June 15, 2020

Background: Factor Xa inhibitors have gained more use over the past several years due to the ease of administration and easier monitoring. However, bleeding, namely intracranial hemorrhage (ICH) is still a risk and the lack of a proven antidote is a cause for concern. Guidelines for the treatment of ICH published in 2016 recommended the administration of prothrombin complex concentrates (PCCs, both activated [aPCC] and 4 factor) [2]. In 2018 andexanet alfa gained accelerated approval by the FDA for the reversal of factor Xa inhibitors. Despite this new antidote, many organizations such as the American Society of Hematology and the European Stroke Organization still recommend the use of PCCs.  Research thus far has been performed in healthy volunteers, or small (<100 total patients with ICH) trials leaving a gap in the literature of what agent to use at the bedside.

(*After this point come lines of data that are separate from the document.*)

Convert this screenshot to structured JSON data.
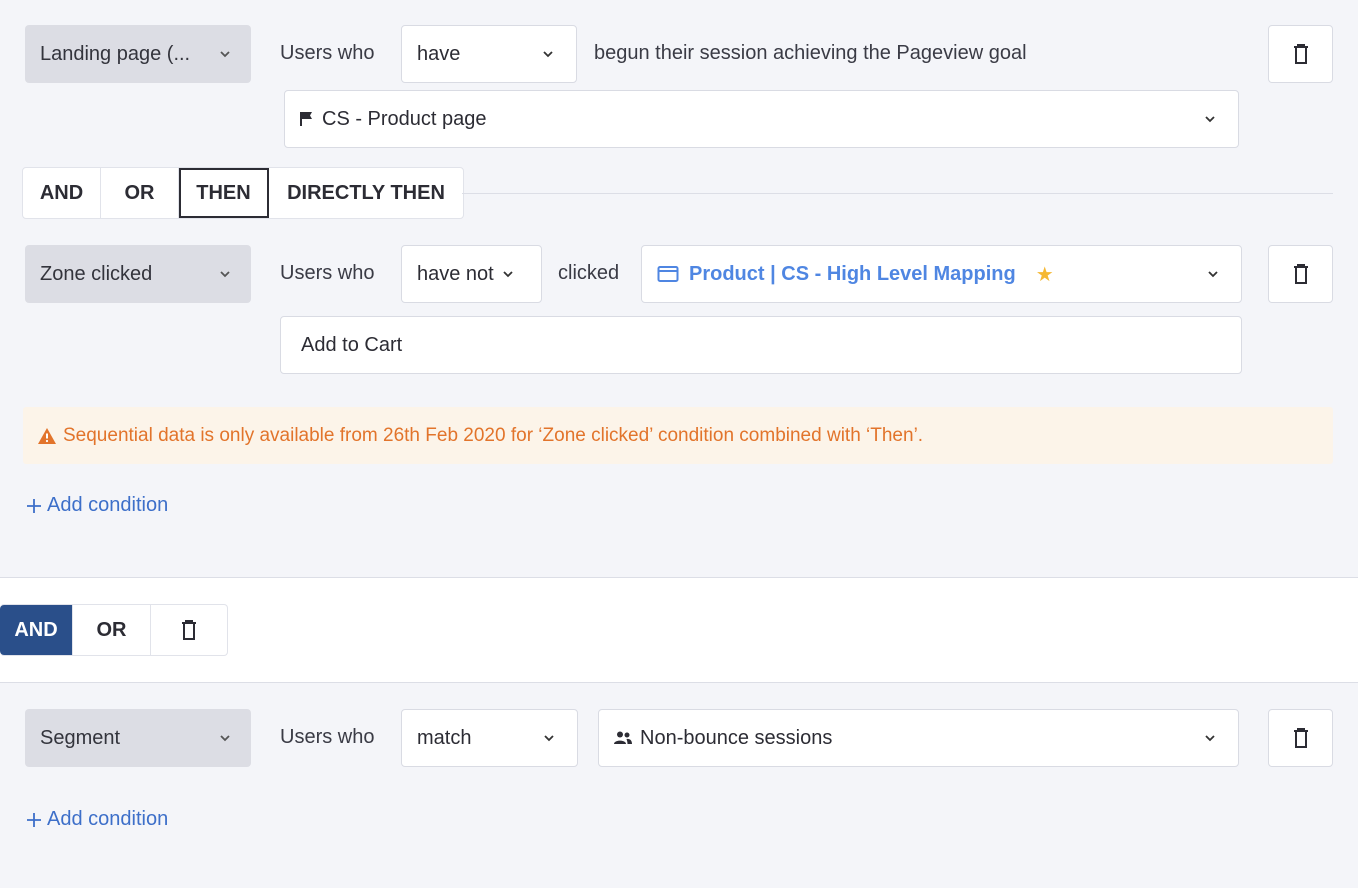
{
  "group1": {
    "condition1": {
      "type_label": "Landing page (...",
      "users_who": "Users who",
      "verb_select": "have",
      "description": "begun their session achieving the Pageview goal",
      "goal_select": "CS - Product page"
    },
    "operators": {
      "and": "AND",
      "or": "OR",
      "then": "THEN",
      "directly_then": "DIRECTLY THEN",
      "selected": "THEN"
    },
    "condition2": {
      "type_label": "Zone clicked",
      "users_who": "Users who",
      "verb_select": "have not",
      "clicked_label": "clicked",
      "mapping_select": "Product | CS - High Level Mapping",
      "zone_value": "Add to Cart"
    },
    "warning": "Sequential data is only available from 26th Feb 2020 for ‘Zone clicked’ condition combined with ‘Then’.",
    "add_condition": "Add condition"
  },
  "group_join": {
    "and": "AND",
    "or": "OR",
    "selected": "AND"
  },
  "group2": {
    "condition1": {
      "type_label": "Segment",
      "users_who": "Users who",
      "verb_select": "match",
      "segment_select": "Non-bounce sessions"
    },
    "add_condition": "Add condition"
  },
  "colors": {
    "accent": "#2a4f8a",
    "link": "#3d6fc9",
    "warning_text": "#e2742b",
    "warning_bg": "#fcf4e9",
    "star": "#f5b833"
  },
  "icons": [
    "chevron-down-icon",
    "trash-icon",
    "flag-icon",
    "window-icon",
    "star-icon",
    "warning-icon",
    "users-icon",
    "plus-icon"
  ]
}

June 6, 2020

Background: Convalescent plasma therapy is not a new or novel therapeutic option.  It involves taking the plasma from patients who have recovered from an illness and using it to treat patients who currently have the same illness. This approach has been evaluated in the treatment of SARS, MERS, and ebola but, none of the studies in these disease showed definitive results.  Thus far, the amount of evidence on convalescent plasma therapy in COVID-19 is also limited.  There was a case series of 5 patients [2] and a systematic review of 5 trials with 27 patients [3]. Neither study was earth-shattering. However, both showed  improved weaning from mechanical ventilation and no adverse events in the convalescent plasma group.  With a total of 32 patients, we should not put any weight in either of these trials.  We now have our first randomized clinical trial on convalescent plasma therapy.

June 4, 2020

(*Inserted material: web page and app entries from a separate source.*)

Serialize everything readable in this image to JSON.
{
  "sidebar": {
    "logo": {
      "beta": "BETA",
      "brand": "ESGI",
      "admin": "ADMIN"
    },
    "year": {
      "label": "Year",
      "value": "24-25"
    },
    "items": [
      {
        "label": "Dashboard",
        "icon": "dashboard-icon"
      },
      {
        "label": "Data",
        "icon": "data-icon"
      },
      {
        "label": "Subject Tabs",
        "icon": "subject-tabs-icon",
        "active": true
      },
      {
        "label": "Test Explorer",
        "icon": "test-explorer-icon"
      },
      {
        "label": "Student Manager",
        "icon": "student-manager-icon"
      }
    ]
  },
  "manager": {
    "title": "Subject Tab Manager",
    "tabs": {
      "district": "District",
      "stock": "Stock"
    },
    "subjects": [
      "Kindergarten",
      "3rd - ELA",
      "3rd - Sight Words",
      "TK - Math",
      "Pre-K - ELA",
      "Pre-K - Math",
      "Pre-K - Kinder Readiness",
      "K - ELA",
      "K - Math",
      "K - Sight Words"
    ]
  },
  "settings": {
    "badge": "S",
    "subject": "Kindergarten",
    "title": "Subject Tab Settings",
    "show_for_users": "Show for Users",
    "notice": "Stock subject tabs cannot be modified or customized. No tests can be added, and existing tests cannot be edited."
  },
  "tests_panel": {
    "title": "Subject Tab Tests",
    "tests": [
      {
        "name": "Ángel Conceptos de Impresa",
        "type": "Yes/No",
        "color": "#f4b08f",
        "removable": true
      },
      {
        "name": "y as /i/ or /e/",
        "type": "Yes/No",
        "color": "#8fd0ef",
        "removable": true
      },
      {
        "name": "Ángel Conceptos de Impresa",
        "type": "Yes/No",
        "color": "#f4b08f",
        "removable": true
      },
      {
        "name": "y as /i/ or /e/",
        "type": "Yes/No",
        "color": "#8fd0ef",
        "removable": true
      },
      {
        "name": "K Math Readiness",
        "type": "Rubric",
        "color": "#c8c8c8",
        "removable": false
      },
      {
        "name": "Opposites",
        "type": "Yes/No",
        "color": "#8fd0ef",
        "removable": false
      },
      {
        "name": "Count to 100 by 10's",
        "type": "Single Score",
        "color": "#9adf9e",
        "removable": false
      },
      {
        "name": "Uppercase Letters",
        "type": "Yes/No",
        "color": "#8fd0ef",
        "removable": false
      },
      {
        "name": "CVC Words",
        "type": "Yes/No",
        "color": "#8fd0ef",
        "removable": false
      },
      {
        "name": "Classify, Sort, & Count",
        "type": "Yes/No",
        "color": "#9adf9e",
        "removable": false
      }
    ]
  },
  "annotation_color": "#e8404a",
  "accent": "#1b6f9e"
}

Traditionally, vasopressor infusions have been done through central venous catheters (CVCs) due to the hypothetical risk of extravasation injury to extremities when given through peripheral IVs.  The documented risk of extravasation from peripheral pressors is 3 – 6% [1][3][4][5]. Hypothetically, the extravasation rate can be further reduced.  At Essentials of EM 2020 I gave a short 10-minute talk on 6 pearls I have implemented.  This post will serve as a summary of that talk.

June 2, 2020

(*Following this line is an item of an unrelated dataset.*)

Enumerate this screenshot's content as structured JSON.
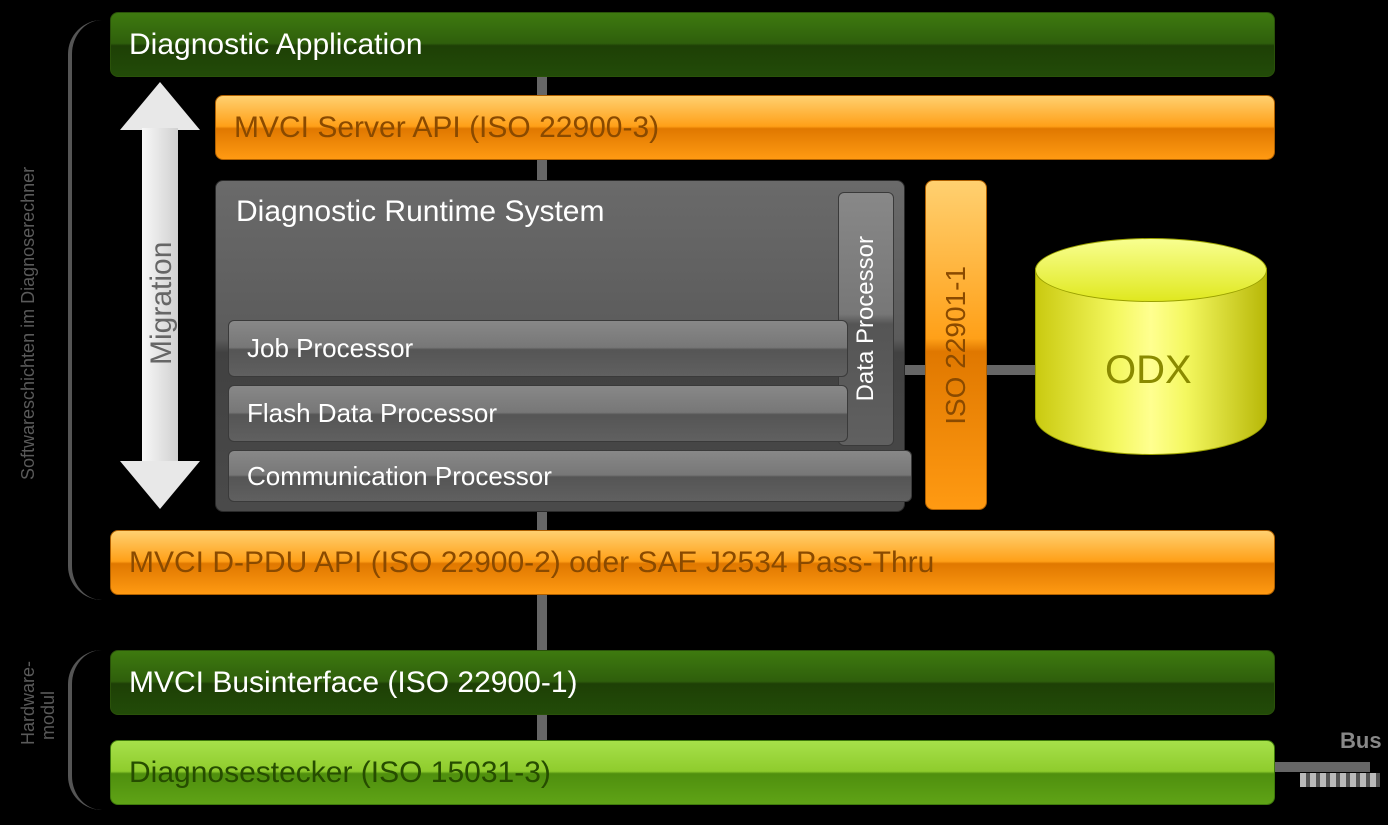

Background: We have covered the two previous RCTs on remdesivir on REBEL EM (RCT #1 and RCT #2). In the first trial by Wang et al [2], there was no statically significant improvement in clinical outcomes, but, there were trends toward shorter duration of illness. In the ACTT-1 preliminary report [3], despite all the methodological issues, there was a 4 day decrease in clinical improvement (although not in patients requiring HFNC/NIV/IMV/ECMO).  Neither trial was perfect, however in the middle of pandemic, a several day decrease in recovery time may be beneficial in reducing hospital crowding if the difference holds true in subsequent studies and if the correct target population is known.  We now have our 3rd RCT on remdesivir [1], just published in the NEJM comparing 5 days vs 10 days of remdesivir in patients with severe COVID-19.

May 31, 2020

I am fortunate to work in a hospital system that is very forward thinking.  We have a phenomenal relationship with our intensivists, and I have been fortunate enough to have several discussions with them about how we are managing COVID-19 in our ICUs.  For full transparency, I don’t work up in the ICU, but had the opportunity to discuss what we are doing in our ICUs with one of our intensivists (ECMO, steroids, Remdesivir, etc...).  We are doing something different in San Antonio that I thought was worth discussing on this podcast that may be a feasible option for some institutions and some patients, but not all. If there is one thing this disease has taught me, that is one size does not fit all.